  • Taylor, Telford.  The Anatomy of the Nuremberg Trials: A Personal Memoir.  Skyhorse Publishing, 2013. 703 pages.  Told by one of the  prosecutors at the International Military Tribunal at Nuremberg, this  insider’s account of the trial is the “definitive work on the subject” according to Publisher’s Weekly.
    Click here to order
  • Arendt, Hannah. Eichmann in Jerusalem: A Report on the Banality of Evil. Penguin Books, 2006. 312 pages.  The influential political theorist and journalist, Hannah Arendt,  covered the Eichmann trial.  In addition to describing the trial, this book analyses the mentality that fostered the Holocaust.
    Click here to order
  • MacDonald, Alexander.  The Nuremberg Trials.  Arcturus Publishing, 2016. 240 pages.  This books recounts the story of the Nuremberg Trials and its defendants.
    Click here to order

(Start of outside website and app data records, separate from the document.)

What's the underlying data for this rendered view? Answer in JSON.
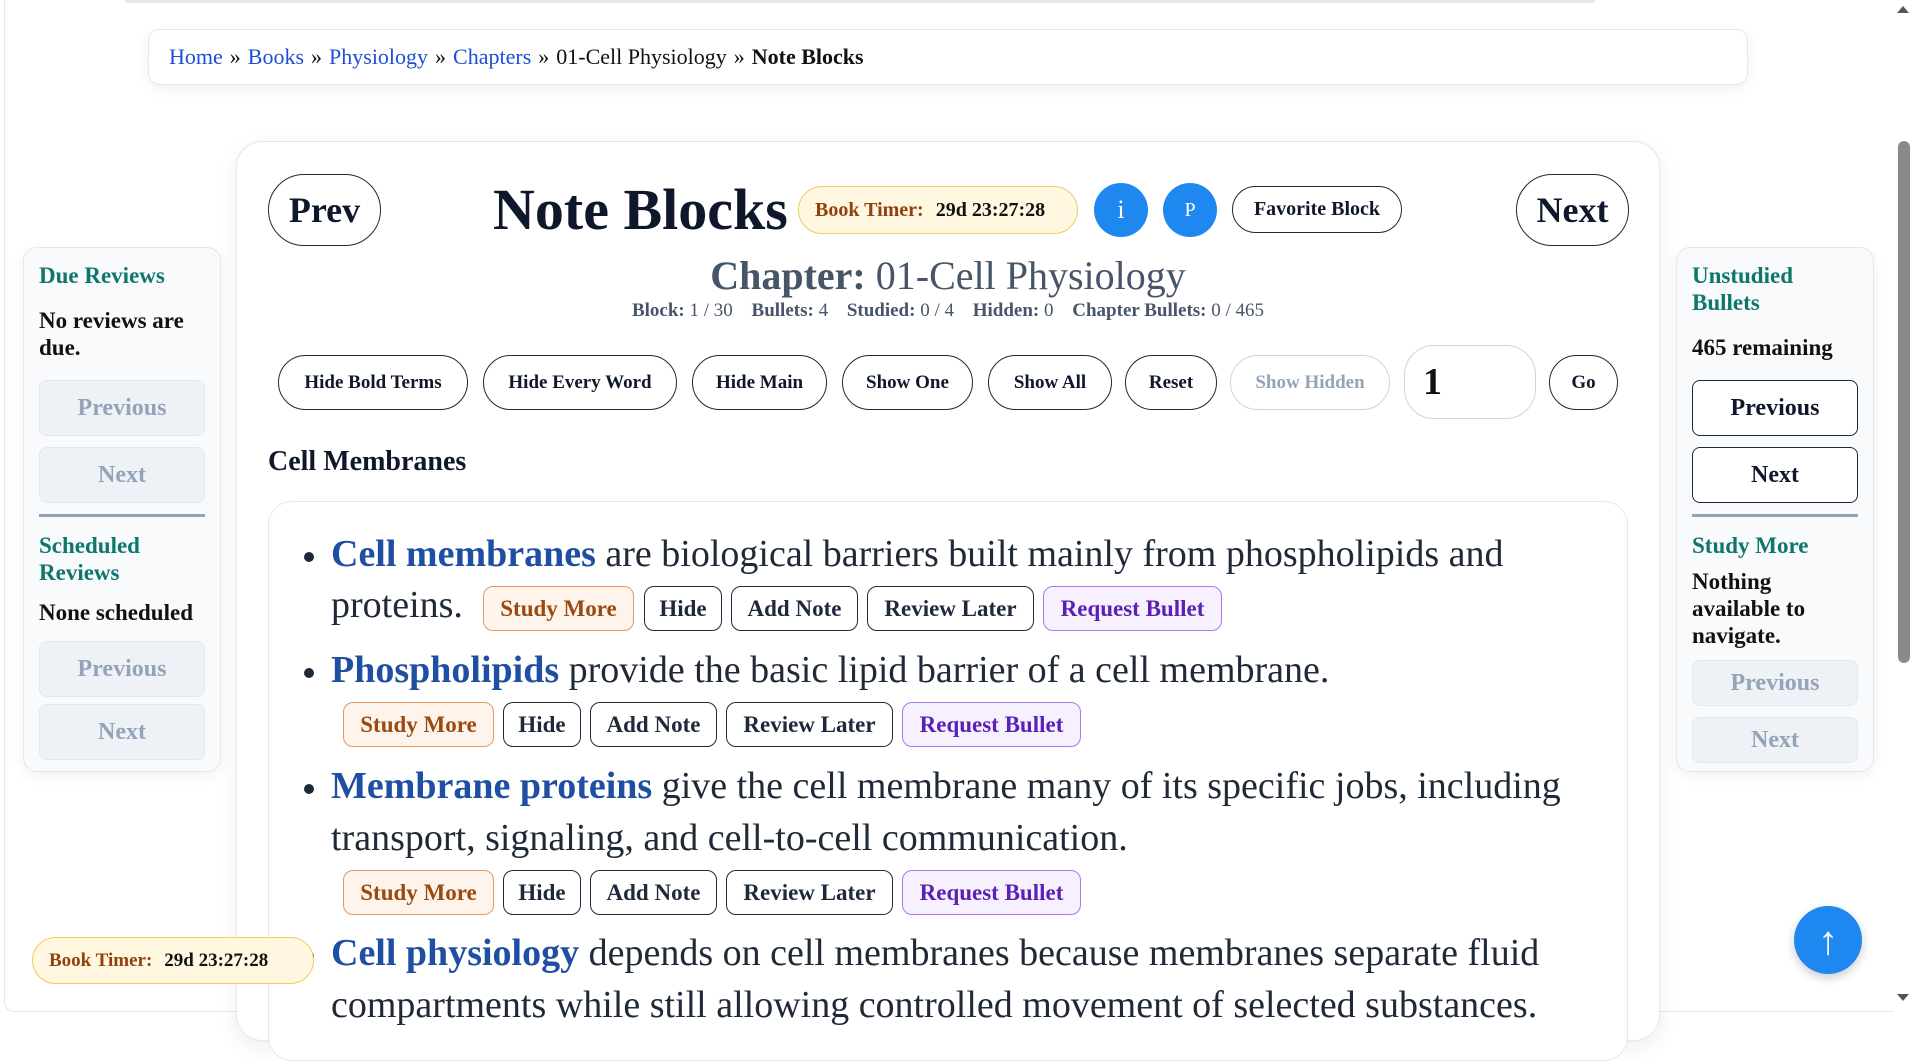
{
  "breadcrumb": {
    "home": "Home",
    "books": "Books",
    "physiology": "Physiology",
    "chapters": "Chapters",
    "chapter": "01-Cell Physiology",
    "current": "Note Blocks",
    "sep": "»"
  },
  "header": {
    "prev": "Prev",
    "next": "Next",
    "title": "Note Blocks",
    "timer_label": "Book Timer:",
    "timer_value": "29d 23:27:28",
    "info_btn": "i",
    "p_btn": "P",
    "favorite": "Favorite Block"
  },
  "chapter": {
    "label": "Chapter:",
    "name": "01-Cell Physiology"
  },
  "stats": {
    "block_label": "Block:",
    "block_value": "1 / 30",
    "bullets_label": "Bullets:",
    "bullets_value": "4",
    "studied_label": "Studied:",
    "studied_value": "0 / 4",
    "hidden_label": "Hidden:",
    "hidden_value": "0",
    "chapter_bullets_label": "Chapter Bullets:",
    "chapter_bullets_value": "0 / 465"
  },
  "controls": {
    "hide_bold": "Hide Bold Terms",
    "hide_every": "Hide Every Word",
    "hide_main": "Hide Main",
    "show_one": "Show One",
    "show_all": "Show All",
    "reset": "Reset",
    "show_hidden": "Show Hidden",
    "go_value": "1",
    "go": "Go"
  },
  "section_title": "Cell Membranes",
  "actions": {
    "study_more": "Study More",
    "hide": "Hide",
    "add_note": "Add Note",
    "review_later": "Review Later",
    "request_bullet": "Request Bullet"
  },
  "bullets": [
    {
      "term": "Cell membranes",
      "line1": " are biological barriers built mainly from phospholipids and",
      "line2": "proteins."
    },
    {
      "term": "Phospholipids",
      "line1": " provide the basic lipid barrier of a cell membrane."
    },
    {
      "term": "Membrane proteins",
      "line1": " give the cell membrane many of its specific jobs, including",
      "line2": "transport, signaling, and cell-to-cell communication."
    },
    {
      "term": "Cell physiology",
      "line1": " depends on cell membranes because membranes separate fluid",
      "line2": "compartments while still allowing controlled movement of selected substances."
    }
  ],
  "left_panel": {
    "due_title": "Due Reviews",
    "due_text": "No reviews are due.",
    "scheduled_title": "Scheduled Reviews",
    "scheduled_text": "None scheduled",
    "previous": "Previous",
    "next": "Next"
  },
  "right_panel": {
    "unstudied_title": "Unstudied Bullets",
    "unstudied_text": "465 remaining",
    "study_more_title": "Study More",
    "study_more_text": "Nothing available to navigate.",
    "previous": "Previous",
    "next": "Next"
  },
  "fab": "↑",
  "colors": {
    "accent": "#1e88f0",
    "term": "#1e4fa3",
    "panel_heading": "#0f766e"
  }
}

  • Douglas, Lawrence.  The Right Wrong Man: John Demjanjuk and the Last Great Nazi War Crimes Trial.  Princeton University Press, 2016.  352 pages.  The author gives an eye-witness account of the Munich trial of Demjanjuk.   Demjanjuk is the longest-running case of prosecution of a war criminal.   The case began in 1975 when charges were first brought against Demjanjuk while he was living in Cleveland as a US naturalized citizen.  He was put on trial in Jersusalem for his role in the Holocaust and cleared of the charges.  While he was in his late 80s, he was tried again in Munich and convicted.
    Click here to order